▸ Assigned task
Copy the records below exactly as they are written.

Page and application data records
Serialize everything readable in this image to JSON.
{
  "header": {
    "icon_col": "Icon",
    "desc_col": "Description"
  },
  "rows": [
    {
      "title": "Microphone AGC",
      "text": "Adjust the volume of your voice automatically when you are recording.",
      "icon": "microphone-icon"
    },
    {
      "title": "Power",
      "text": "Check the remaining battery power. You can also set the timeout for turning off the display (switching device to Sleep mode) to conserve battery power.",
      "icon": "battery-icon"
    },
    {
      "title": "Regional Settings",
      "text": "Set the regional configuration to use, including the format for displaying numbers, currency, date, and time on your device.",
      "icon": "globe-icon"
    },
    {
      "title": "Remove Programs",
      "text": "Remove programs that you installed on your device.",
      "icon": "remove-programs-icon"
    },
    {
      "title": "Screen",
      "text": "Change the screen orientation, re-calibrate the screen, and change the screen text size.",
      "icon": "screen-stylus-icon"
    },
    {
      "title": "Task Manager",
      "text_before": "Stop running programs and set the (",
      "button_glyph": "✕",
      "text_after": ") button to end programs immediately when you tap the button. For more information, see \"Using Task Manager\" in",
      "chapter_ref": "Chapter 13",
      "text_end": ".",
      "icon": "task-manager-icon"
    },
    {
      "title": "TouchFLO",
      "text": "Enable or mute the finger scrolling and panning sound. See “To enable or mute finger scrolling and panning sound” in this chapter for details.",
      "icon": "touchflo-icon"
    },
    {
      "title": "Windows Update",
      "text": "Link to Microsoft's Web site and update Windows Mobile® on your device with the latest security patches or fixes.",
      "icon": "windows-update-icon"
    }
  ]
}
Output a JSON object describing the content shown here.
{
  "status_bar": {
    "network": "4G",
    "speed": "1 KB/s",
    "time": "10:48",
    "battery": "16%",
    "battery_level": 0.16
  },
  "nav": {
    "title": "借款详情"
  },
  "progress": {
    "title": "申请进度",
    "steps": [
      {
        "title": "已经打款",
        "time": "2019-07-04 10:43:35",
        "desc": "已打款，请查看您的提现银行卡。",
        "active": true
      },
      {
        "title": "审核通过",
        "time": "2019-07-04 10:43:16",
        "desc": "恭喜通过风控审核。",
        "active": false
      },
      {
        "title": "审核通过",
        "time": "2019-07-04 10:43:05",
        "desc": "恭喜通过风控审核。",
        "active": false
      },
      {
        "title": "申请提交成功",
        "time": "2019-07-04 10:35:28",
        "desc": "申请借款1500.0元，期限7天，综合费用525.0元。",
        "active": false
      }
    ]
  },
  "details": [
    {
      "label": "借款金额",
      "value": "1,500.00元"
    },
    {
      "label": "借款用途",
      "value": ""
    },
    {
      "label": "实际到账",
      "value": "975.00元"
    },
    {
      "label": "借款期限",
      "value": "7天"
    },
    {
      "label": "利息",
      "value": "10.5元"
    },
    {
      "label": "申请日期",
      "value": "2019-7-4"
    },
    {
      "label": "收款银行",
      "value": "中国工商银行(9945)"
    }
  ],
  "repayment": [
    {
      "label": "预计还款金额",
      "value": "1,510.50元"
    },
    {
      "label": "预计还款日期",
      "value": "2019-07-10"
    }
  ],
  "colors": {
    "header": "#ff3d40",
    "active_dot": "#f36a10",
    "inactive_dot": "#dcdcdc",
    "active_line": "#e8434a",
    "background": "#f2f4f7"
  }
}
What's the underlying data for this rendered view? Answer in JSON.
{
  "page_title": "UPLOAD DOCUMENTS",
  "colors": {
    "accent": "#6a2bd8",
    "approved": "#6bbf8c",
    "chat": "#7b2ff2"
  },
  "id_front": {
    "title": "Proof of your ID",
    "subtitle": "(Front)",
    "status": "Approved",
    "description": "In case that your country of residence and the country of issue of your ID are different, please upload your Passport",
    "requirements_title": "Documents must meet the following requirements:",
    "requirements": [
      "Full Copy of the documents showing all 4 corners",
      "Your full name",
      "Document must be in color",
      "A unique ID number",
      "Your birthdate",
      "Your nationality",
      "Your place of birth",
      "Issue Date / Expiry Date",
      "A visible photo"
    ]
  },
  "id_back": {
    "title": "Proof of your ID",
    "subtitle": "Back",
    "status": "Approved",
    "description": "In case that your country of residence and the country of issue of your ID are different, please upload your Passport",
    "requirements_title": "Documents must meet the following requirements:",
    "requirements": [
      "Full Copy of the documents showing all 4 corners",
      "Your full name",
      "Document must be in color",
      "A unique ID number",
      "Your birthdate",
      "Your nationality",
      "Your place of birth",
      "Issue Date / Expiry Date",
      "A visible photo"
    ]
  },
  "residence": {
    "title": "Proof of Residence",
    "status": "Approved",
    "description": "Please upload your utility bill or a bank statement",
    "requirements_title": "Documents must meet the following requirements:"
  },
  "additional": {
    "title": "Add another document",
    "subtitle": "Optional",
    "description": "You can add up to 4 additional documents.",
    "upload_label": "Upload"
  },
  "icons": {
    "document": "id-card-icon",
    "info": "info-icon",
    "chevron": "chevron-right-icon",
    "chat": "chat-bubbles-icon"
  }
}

▸ Answer
Serialize everything readable in this image to JSON.
{
  "header": {
    "icon_col": "Icon",
    "desc_col": "Description"
  },
  "rows": [
    {
      "title": "Microphone AGC",
      "text": "Adjust the volume of your voice automatically when you are recording.",
      "icon": "microphone-icon"
    },
    {
      "title": "Power",
      "text": "Check the remaining battery power. You can also set the timeout for turning off the display (switching device to Sleep mode) to conserve battery power.",
      "icon": "battery-icon"
    },
    {
      "title": "Regional Settings",
      "text": "Set the regional configuration to use, including the format for displaying numbers, currency, date, and time on your device.",
      "icon": "globe-icon"
    },
    {
      "title": "Remove Programs",
      "text": "Remove programs that you installed on your device.",
      "icon": "remove-programs-icon"
    },
    {
      "title": "Screen",
      "text": "Change the screen orientation, re-calibrate the screen, and change the screen text size.",
      "icon": "screen-stylus-icon"
    },
    {
      "title": "Task Manager",
      "text_before": "Stop running programs and set the (",
      "button_glyph": "✕",
      "text_after": ") button to end programs immediately when you tap the button. For more information, see \"Using Task Manager\" in",
      "chapter_ref": "Chapter 13",
      "text_end": ".",
      "icon": "task-manager-icon"
    },
    {
      "title": "TouchFLO",
      "text": "Enable or mute the finger scrolling and panning sound. See “To enable or mute finger scrolling and panning sound” in this chapter for details.",
      "icon": "touchflo-icon"
    },
    {
      "title": "Windows Update",
      "text": "Link to Microsoft's Web site and update Windows Mobile® on your device with the latest security patches or fixes.",
      "icon": "windows-update-icon"
    }
  ]
}
Output a JSON object describing the content shown here.
{
  "status_bar": {
    "network": "4G",
    "speed": "1 KB/s",
    "time": "10:48",
    "battery": "16%",
    "battery_level": 0.16
  },
  "nav": {
    "title": "借款详情"
  },
  "progress": {
    "title": "申请进度",
    "steps": [
      {
        "title": "已经打款",
        "time": "2019-07-04 10:43:35",
        "desc": "已打款，请查看您的提现银行卡。",
        "active": true
      },
      {
        "title": "审核通过",
        "time": "2019-07-04 10:43:16",
        "desc": "恭喜通过风控审核。",
        "active": false
      },
      {
        "title": "审核通过",
        "time": "2019-07-04 10:43:05",
        "desc": "恭喜通过风控审核。",
        "active": false
      },
      {
        "title": "申请提交成功",
        "time": "2019-07-04 10:35:28",
        "desc": "申请借款1500.0元，期限7天，综合费用525.0元。",
        "active": false
      }
    ]
  },
  "details": [
    {
      "label": "借款金额",
      "value": "1,500.00元"
    },
    {
      "label": "借款用途",
      "value": ""
    },
    {
      "label": "实际到账",
      "value": "975.00元"
    },
    {
      "label": "借款期限",
      "value": "7天"
    },
    {
      "label": "利息",
      "value": "10.5元"
    },
    {
      "label": "申请日期",
      "value": "2019-7-4"
    },
    {
      "label": "收款银行",
      "value": "中国工商银行(9945)"
    }
  ],
  "repayment": [
    {
      "label": "预计还款金额",
      "value": "1,510.50元"
    },
    {
      "label": "预计还款日期",
      "value": "2019-07-10"
    }
  ],
  "colors": {
    "header": "#ff3d40",
    "active_dot": "#f36a10",
    "inactive_dot": "#dcdcdc",
    "active_line": "#e8434a",
    "background": "#f2f4f7"
  }
}
What's the underlying data for this rendered view? Answer in JSON.
{
  "page_title": "UPLOAD DOCUMENTS",
  "colors": {
    "accent": "#6a2bd8",
    "approved": "#6bbf8c",
    "chat": "#7b2ff2"
  },
  "id_front": {
    "title": "Proof of your ID",
    "subtitle": "(Front)",
    "status": "Approved",
    "description": "In case that your country of residence and the country of issue of your ID are different, please upload your Passport",
    "requirements_title": "Documents must meet the following requirements:",
    "requirements": [
      "Full Copy of the documents showing all 4 corners",
      "Your full name",
      "Document must be in color",
      "A unique ID number",
      "Your birthdate",
      "Your nationality",
      "Your place of birth",
      "Issue Date / Expiry Date",
      "A visible photo"
    ]
  },
  "id_back": {
    "title": "Proof of your ID",
    "subtitle": "Back",
    "status": "Approved",
    "description": "In case that your country of residence and the country of issue of your ID are different, please upload your Passport",
    "requirements_title": "Documents must meet the following requirements:",
    "requirements": [
      "Full Copy of the documents showing all 4 corners",
      "Your full name",
      "Document must be in color",
      "A unique ID number",
      "Your birthdate",
      "Your nationality",
      "Your place of birth",
      "Issue Date / Expiry Date",
      "A visible photo"
    ]
  },
  "residence": {
    "title": "Proof of Residence",
    "status": "Approved",
    "description": "Please upload your utility bill or a bank statement",
    "requirements_title": "Documents must meet the following requirements:"
  },
  "additional": {
    "title": "Add another document",
    "subtitle": "Optional",
    "description": "You can add up to 4 additional documents.",
    "upload_label": "Upload"
  },
  "icons": {
    "document": "id-card-icon",
    "info": "info-icon",
    "chevron": "chevron-right-icon",
    "chat": "chat-bubbles-icon"
  }
}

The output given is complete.